We want to minimize collisions.

This is often called the mod method. One simple way to turn any integer x into one in the range [0,N-1] is to compute x mod N. That is we define the hash function h by

h(x) = x mod N(The book uses the funny mod called % in java so must use a slightly more complicated definition of h. We shall continue to use the “real” (i.e., mathematical) definition of mod and hence our definition of h is a little simple.

Choosing N to be prime tends to lower the collision rate, but choosing N to be a power of 2 permits a faster computation since mod with a power of two simply means taking the low order bits.

MAD stands for multiply-add-divide (mod is essentially division). We still use mod N to get the numbers in the range 0..N-1, but we are a little fancier and try to spread the numbers out first. Specifically we define the hash function h via.

h(x) = (ax+b) mod N

The values a and b are chosen (often at random) as positive integers not a multiple of N.

The question we wish to answer is what to do when two distinct keys map to the same value, i.e., when h(k)=h(k'). In this case we have two items to store in one bucket.
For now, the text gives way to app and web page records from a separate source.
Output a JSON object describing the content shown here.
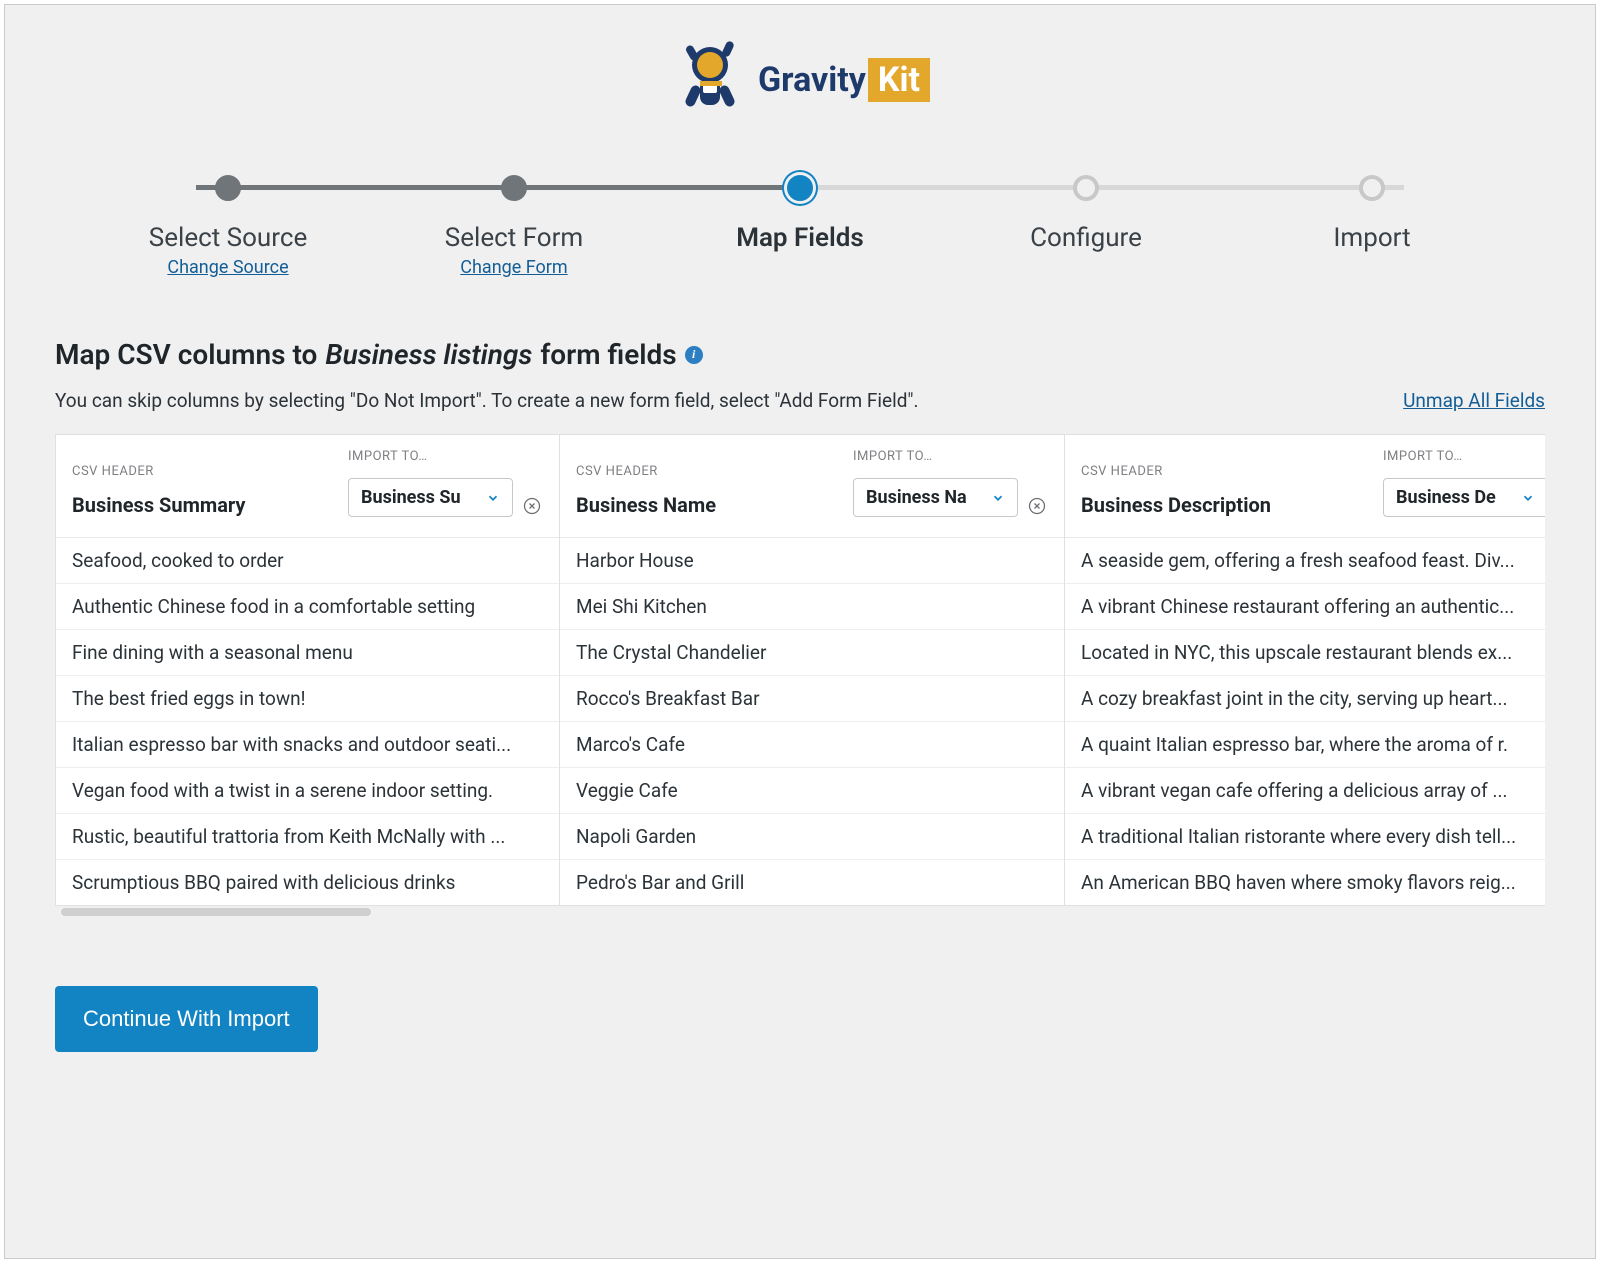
{
  "brand": {
    "name_a": "Gravity",
    "name_b": "Kit"
  },
  "steps": [
    {
      "label": "Select Source",
      "link": "Change Source",
      "state": "done"
    },
    {
      "label": "Select Form",
      "link": "Change Form",
      "state": "done"
    },
    {
      "label": "Map Fields",
      "link": "",
      "state": "active"
    },
    {
      "label": "Configure",
      "link": "",
      "state": "pending"
    },
    {
      "label": "Import",
      "link": "",
      "state": "pending"
    }
  ],
  "heading": {
    "prefix": "Map CSV columns to ",
    "form_name": "Business listings",
    "suffix": " form fields"
  },
  "help_text": "You can skip columns by selecting \"Do Not Import\". To create a new form field, select \"Add Form Field\".",
  "unmap_link": "Unmap All Fields",
  "labels": {
    "csv_header": "CSV HEADER",
    "import_to": "IMPORT TO…"
  },
  "columns": [
    {
      "csv_header": "Business Summary",
      "import_to": "Business Su"
    },
    {
      "csv_header": "Business Name",
      "import_to": "Business Na"
    },
    {
      "csv_header": "Business Description",
      "import_to": "Business De"
    }
  ],
  "rows": [
    {
      "c0": "Seafood, cooked to order",
      "c1": "Harbor House",
      "c2": "A seaside gem, offering a fresh seafood feast. Div..."
    },
    {
      "c0": "Authentic Chinese food in a comfortable setting",
      "c1": "Mei Shi Kitchen",
      "c2": "A vibrant Chinese restaurant offering an authentic..."
    },
    {
      "c0": "Fine dining with a seasonal menu",
      "c1": "The Crystal Chandelier",
      "c2": "Located in NYC, this upscale restaurant blends ex..."
    },
    {
      "c0": "The best fried eggs in town!",
      "c1": "Rocco's Breakfast Bar",
      "c2": "A cozy breakfast joint in the city, serving up heart..."
    },
    {
      "c0": "Italian espresso bar with snacks and outdoor seati...",
      "c1": "Marco's Cafe",
      "c2": "A quaint Italian espresso bar, where the aroma of r."
    },
    {
      "c0": "Vegan food with a twist in a serene indoor setting.",
      "c1": "Veggie Cafe",
      "c2": "A vibrant vegan cafe offering a delicious array of ..."
    },
    {
      "c0": "Rustic, beautiful trattoria from Keith McNally with ...",
      "c1": "Napoli Garden",
      "c2": "A traditional Italian ristorante where every dish tell..."
    },
    {
      "c0": "Scrumptious BBQ paired with delicious drinks",
      "c1": "Pedro's Bar and Grill",
      "c2": "An American BBQ haven where smoky flavors reig..."
    }
  ],
  "primary_button": "Continue With Import"
}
This discussion also covers the case where we permit multiple items to have the same key.

The idea is simple, each bucket instead of holding an item holds a reference to a container of items. That is each bucket refers to the trivial log file implementation of a dictionary, but only for the keys that map to this container.

The code is simple, you just error check and pass the work off to the trivial implementation used for the individual bucket.
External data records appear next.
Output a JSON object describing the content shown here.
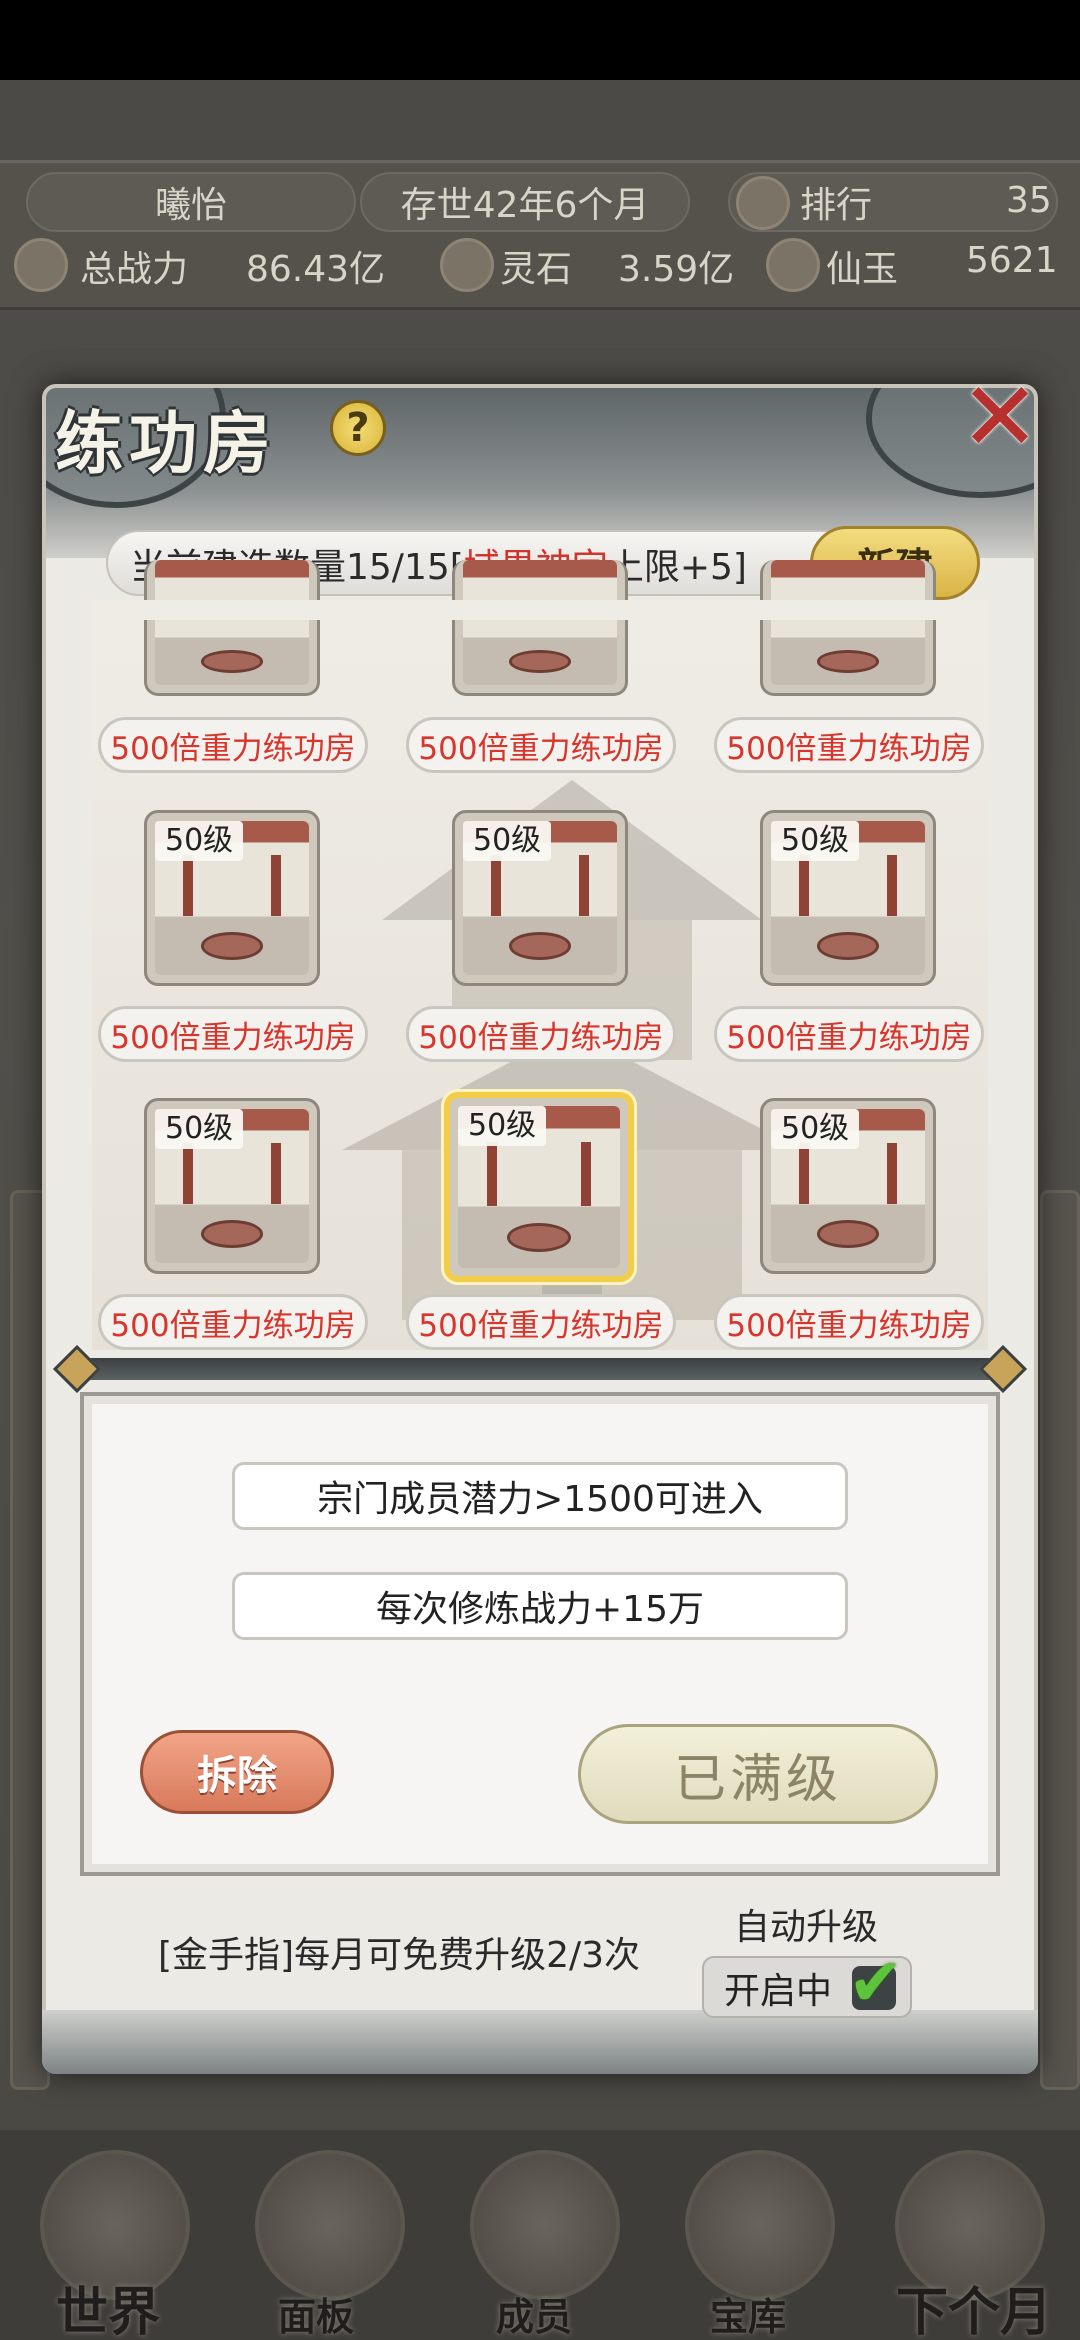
{
  "header": {
    "player_name": "曦怡",
    "age": "存世42年6个月",
    "rank_label": "排行",
    "rank_value": "35",
    "power_label": "总战力",
    "power_value": "86.43亿",
    "spirit_stone_label": "灵石",
    "spirit_stone_value": "3.59亿",
    "jade_label": "仙玉",
    "jade_value": "5621"
  },
  "modal": {
    "title": "练功房",
    "help_symbol": "?",
    "close_symbol": "✕",
    "count_prefix": "当前建造数量15/15[",
    "count_highlight": "域界神宗",
    "count_suffix": "上限+5]",
    "new_button": "新建",
    "rooms": [
      {
        "level": "",
        "name": "500倍重力练功房"
      },
      {
        "level": "",
        "name": "500倍重力练功房"
      },
      {
        "level": "",
        "name": "500倍重力练功房"
      },
      {
        "level": "50级",
        "name": "500倍重力练功房"
      },
      {
        "level": "50级",
        "name": "500倍重力练功房"
      },
      {
        "level": "50级",
        "name": "500倍重力练功房"
      },
      {
        "level": "50级",
        "name": "500倍重力练功房"
      },
      {
        "level": "50级",
        "name": "500倍重力练功房"
      },
      {
        "level": "50级",
        "name": "500倍重力练功房"
      }
    ],
    "info": {
      "requirement": "宗门成员潜力>1500可进入",
      "bonus": "每次修炼战力+15万"
    },
    "demolish_button": "拆除",
    "maxed_button": "已满级",
    "footer_note": "[金手指]每月可免费升级2/3次",
    "auto_upgrade_label": "自动升级",
    "auto_upgrade_state": "开启中"
  },
  "nav": {
    "world": "世界",
    "panel": "面板",
    "members": "成员",
    "treasury": "宝库",
    "next_month": "下个月"
  },
  "colors": {
    "accent_red": "#d8352c",
    "gold": "#f1cd4a",
    "check_green": "#5cc33b"
  }
}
Algorithm findElement(k): B←A[h(k)] if B is empty then return NO_SUCH_KEY // now just do the trivial linear search return B.findElement(k) Algorithm insertItem(k,e): if A[h(k)] is empty then Create B, an empty sequence-based dictionary A[h(k)]←B else B←A[h(k)] B.insertItem(k,e) Algorithm removeElement(k) B←A[h(k) if B is empty then return NO_SUCH_KEY else return B.removeElement(k)

**Homework:** R-2.19